Department of Geography

Staff Profile

Publication details for Dr Stewart Jamieson

Jamieson, S.S.R., Sugden, D.E. & Hulton, N.R.J. The evolution of the subglacial landscape of Antarctica. Earth and Planetary Science Letters. 2010;293:1-27.

Author(s) from Durham

Abstract

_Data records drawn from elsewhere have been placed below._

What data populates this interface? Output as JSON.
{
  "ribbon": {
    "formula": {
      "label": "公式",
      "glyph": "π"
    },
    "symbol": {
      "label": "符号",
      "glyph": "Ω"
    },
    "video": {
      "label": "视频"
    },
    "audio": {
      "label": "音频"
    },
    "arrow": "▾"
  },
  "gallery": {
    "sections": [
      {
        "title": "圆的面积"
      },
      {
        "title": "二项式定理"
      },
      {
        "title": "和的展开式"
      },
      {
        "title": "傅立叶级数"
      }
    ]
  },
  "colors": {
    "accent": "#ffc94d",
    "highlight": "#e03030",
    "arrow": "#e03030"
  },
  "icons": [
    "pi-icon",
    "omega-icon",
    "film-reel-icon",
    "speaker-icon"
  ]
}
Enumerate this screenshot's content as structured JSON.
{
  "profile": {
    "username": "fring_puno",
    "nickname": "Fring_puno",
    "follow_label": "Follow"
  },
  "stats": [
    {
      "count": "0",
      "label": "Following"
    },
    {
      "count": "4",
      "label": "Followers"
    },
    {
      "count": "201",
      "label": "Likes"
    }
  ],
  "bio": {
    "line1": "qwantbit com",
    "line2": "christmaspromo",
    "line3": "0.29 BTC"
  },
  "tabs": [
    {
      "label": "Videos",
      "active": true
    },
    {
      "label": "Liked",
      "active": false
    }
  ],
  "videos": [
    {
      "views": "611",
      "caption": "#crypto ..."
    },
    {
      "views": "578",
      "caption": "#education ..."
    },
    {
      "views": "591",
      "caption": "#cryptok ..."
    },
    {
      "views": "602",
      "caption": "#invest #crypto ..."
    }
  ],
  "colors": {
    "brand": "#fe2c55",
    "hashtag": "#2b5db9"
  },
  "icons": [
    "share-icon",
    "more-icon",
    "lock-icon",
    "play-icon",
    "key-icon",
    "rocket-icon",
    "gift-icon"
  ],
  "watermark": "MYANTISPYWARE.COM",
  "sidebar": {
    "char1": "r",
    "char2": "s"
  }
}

The aim is to investigate the evolution of the subglacial landscape of Antarctica using an ice sheet and erosion model. We identify different stages of continental glaciation and model the erosion processes associated with each stage. The model links erosion to the basal thermal regime and indicates that much of the Antarctic interior may have been subject to less than 200 m of erosion. The depth of erosion reflects the presence or absence of warm-based ice and the consistency of ice flow direction. This information, linked with knowledge about landscapes of glaciation in the northern hemisphere and some simple but robust assumptions about initial topography, is used to generate a map of the subglacial Antarctic landscape in which much of the lowland interior resembles the landscapes of areal scouring typical of the Laurentian and Scandinavian shields. Near the continental margins selective linear erosion has overdeepened pre-existing river valleys by as much as 2.8 km. High elevation plateaus adjacent to such drainage systems have survived largely unmodified under cold-based ice. High erosion rates result from steep thermal gradients in basal ice. Mountain regions such as the Gamburtsev Mountains, uplands in Dronning Maud Land and massifs in West Antarctica are likely to bear features of local alpine glaciation. Such landscapes may have been protected under cold-based ice for the last 34 Myrs or possibly longer.